== RECORDS FOR THE TASK
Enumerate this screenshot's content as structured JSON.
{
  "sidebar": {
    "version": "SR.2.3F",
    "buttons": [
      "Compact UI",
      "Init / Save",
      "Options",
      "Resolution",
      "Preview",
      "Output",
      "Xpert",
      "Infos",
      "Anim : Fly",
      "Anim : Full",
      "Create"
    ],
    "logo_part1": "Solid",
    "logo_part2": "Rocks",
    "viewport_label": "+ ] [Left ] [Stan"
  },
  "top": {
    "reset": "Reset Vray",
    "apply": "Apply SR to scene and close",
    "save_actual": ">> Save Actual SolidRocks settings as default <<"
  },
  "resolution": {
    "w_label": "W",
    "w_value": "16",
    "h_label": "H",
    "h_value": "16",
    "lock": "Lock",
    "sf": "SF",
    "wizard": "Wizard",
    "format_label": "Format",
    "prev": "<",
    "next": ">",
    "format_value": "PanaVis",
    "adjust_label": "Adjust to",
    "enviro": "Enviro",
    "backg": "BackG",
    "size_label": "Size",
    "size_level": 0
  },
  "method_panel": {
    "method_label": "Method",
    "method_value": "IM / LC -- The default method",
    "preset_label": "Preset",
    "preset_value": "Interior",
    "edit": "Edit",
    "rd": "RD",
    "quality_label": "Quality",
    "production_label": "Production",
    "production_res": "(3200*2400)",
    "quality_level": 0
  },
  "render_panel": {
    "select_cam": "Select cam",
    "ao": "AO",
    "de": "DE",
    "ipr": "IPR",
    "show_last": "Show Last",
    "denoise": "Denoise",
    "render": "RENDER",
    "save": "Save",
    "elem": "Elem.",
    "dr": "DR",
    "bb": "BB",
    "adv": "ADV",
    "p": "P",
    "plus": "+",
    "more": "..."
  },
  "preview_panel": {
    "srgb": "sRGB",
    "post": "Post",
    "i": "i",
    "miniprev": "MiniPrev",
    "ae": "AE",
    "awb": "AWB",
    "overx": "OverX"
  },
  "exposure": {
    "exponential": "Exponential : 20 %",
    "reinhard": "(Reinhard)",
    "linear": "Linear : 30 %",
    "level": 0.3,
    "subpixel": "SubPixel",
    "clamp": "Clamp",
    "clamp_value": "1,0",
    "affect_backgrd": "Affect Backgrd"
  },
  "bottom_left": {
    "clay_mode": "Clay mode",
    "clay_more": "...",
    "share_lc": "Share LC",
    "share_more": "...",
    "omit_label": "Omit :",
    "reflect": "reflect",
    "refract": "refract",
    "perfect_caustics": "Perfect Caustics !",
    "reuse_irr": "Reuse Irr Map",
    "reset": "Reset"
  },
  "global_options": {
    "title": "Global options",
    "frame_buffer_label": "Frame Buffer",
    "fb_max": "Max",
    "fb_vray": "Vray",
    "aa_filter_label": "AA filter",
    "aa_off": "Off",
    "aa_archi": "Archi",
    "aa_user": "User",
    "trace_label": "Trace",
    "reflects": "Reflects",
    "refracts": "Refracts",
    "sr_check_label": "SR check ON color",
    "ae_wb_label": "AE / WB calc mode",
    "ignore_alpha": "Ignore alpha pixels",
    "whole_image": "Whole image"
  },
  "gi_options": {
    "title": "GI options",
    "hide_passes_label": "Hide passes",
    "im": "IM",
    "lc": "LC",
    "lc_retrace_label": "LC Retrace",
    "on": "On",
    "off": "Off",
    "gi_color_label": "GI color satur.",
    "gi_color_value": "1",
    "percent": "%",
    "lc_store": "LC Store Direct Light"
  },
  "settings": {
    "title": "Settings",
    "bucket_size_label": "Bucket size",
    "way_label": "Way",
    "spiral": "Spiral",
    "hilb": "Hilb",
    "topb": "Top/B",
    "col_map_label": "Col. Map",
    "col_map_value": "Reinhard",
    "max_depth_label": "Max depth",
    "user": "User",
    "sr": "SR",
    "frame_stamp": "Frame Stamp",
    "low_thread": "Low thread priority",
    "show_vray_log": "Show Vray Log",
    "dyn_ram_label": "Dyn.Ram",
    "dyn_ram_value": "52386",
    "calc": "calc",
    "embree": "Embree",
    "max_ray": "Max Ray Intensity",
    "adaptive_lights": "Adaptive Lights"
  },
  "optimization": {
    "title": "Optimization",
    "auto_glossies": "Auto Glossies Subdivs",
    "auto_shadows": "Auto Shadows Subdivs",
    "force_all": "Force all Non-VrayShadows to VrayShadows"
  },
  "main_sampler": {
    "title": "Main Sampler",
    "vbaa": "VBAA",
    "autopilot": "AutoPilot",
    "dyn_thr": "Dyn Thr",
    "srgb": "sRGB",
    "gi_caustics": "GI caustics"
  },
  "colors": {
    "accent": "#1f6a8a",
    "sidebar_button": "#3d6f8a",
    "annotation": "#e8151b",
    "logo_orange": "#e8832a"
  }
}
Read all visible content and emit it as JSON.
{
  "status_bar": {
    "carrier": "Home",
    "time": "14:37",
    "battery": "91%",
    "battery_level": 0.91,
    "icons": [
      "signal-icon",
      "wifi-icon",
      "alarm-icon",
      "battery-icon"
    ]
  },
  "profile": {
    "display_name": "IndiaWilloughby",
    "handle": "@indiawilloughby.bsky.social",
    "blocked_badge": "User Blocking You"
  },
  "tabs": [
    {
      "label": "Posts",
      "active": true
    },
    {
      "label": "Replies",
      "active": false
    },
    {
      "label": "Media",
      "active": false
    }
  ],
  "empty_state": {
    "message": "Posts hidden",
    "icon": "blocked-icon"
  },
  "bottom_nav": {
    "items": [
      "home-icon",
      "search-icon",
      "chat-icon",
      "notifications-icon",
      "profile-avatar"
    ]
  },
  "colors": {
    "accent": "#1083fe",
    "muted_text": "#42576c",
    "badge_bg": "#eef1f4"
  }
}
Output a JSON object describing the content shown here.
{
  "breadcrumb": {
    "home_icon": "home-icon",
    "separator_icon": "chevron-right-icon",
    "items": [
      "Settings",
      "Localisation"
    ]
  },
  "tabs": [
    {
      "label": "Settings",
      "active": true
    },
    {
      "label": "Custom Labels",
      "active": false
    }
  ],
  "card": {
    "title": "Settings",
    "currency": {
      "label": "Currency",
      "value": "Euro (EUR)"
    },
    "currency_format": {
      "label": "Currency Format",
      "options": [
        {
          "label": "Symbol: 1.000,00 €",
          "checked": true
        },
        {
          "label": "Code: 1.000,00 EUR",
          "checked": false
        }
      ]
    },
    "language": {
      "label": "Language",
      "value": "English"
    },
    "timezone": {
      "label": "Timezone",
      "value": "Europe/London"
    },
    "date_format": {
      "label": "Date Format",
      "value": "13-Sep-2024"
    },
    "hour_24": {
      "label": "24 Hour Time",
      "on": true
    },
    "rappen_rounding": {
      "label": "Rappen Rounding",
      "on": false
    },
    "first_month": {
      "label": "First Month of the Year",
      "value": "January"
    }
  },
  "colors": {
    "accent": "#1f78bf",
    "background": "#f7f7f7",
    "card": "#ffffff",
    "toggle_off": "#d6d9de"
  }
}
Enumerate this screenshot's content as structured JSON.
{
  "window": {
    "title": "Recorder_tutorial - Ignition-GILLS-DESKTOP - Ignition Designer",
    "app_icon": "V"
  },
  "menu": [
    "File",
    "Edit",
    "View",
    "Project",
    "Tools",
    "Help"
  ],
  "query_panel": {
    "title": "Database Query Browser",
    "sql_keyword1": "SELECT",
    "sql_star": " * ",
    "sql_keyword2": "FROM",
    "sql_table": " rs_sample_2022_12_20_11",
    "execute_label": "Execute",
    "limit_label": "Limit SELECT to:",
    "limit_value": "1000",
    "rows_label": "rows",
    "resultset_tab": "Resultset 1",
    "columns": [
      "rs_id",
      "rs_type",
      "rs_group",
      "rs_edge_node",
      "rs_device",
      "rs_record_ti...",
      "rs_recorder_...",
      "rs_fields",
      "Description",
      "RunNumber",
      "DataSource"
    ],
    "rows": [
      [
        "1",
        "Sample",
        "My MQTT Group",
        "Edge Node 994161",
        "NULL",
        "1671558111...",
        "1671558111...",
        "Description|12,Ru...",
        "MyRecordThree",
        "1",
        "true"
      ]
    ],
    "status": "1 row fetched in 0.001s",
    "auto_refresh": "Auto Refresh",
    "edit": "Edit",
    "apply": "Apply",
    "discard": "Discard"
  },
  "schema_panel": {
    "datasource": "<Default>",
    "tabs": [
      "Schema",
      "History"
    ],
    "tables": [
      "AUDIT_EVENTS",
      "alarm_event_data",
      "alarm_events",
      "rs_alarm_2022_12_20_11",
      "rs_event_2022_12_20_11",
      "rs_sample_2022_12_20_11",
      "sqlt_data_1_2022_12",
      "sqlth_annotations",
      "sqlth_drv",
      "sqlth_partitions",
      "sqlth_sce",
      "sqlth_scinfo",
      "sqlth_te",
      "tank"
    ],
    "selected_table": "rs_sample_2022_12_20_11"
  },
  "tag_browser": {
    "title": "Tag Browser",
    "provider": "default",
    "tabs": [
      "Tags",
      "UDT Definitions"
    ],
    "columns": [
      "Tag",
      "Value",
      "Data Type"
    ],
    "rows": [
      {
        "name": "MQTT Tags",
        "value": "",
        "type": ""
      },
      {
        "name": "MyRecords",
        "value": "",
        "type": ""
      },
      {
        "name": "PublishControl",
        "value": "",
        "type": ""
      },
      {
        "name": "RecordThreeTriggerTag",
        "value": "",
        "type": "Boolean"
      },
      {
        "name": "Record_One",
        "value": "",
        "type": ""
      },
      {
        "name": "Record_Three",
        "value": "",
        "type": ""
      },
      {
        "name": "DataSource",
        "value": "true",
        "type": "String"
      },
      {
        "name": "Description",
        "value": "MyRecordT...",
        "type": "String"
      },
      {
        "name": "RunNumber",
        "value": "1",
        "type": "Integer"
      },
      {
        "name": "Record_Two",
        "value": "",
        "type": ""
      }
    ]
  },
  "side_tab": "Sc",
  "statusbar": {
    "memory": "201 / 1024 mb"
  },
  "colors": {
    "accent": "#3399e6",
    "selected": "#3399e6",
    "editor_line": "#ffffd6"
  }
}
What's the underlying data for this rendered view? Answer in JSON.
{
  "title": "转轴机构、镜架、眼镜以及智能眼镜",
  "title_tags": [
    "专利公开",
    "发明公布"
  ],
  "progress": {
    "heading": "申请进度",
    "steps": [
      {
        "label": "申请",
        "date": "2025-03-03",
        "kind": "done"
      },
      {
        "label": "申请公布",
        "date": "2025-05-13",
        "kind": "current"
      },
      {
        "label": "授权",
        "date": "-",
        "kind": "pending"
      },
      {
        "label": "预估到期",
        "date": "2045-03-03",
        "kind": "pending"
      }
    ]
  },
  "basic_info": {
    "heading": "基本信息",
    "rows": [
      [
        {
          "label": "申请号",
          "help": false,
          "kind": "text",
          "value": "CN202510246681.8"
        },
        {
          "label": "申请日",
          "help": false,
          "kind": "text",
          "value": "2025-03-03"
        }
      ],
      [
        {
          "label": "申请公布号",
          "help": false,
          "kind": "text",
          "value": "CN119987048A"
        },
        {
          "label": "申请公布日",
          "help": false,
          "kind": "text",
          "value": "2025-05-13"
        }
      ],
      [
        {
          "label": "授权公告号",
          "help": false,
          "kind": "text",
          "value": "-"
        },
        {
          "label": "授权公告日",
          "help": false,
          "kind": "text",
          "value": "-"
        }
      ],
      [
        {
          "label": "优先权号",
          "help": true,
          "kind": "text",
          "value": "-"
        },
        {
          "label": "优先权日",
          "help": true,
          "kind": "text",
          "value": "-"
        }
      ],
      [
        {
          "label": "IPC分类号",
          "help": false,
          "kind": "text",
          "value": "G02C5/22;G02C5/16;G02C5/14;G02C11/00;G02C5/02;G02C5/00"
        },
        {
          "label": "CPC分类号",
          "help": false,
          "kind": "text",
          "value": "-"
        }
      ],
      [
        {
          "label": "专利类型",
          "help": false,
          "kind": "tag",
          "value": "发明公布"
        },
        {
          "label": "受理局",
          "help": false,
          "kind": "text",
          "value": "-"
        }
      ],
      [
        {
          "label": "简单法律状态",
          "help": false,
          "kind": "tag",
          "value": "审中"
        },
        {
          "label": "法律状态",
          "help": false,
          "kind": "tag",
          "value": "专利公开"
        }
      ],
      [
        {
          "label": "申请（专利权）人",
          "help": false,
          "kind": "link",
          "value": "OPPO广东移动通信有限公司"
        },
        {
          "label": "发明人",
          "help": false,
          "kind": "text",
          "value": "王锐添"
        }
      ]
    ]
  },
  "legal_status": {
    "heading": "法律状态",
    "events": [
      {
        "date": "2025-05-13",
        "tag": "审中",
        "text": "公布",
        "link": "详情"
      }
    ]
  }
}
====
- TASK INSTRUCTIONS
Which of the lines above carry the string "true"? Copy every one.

- EXPECTED OUTPUT
      "active": true
      "active": true
          "checked": true
      "on": true
        "true"
        "value": "true",
          "help": true,
          "help": true,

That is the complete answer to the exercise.